__Task to complete__. Count how many lines in the data hold "race". Only the number.

+++ Entries supplied +++

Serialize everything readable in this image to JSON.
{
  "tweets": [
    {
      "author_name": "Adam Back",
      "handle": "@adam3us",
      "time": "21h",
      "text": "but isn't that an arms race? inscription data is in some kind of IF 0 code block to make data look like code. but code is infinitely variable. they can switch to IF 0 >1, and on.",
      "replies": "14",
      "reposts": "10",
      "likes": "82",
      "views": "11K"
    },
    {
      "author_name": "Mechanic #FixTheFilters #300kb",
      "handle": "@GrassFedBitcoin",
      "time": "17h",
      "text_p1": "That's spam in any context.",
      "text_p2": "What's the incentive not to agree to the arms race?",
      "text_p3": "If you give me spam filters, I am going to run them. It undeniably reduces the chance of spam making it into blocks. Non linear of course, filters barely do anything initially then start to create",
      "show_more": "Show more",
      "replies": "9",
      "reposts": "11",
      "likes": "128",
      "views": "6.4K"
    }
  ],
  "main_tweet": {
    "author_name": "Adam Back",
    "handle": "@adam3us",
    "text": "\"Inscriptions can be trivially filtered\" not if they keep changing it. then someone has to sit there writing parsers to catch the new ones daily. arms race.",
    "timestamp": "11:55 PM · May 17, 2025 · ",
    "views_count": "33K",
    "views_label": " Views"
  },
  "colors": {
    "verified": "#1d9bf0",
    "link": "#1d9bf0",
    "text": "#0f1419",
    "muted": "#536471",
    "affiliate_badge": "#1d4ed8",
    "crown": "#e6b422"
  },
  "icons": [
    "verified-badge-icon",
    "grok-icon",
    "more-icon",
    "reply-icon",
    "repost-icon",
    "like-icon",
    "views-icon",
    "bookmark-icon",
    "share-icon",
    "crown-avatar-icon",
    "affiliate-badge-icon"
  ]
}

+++

__Output below__. 3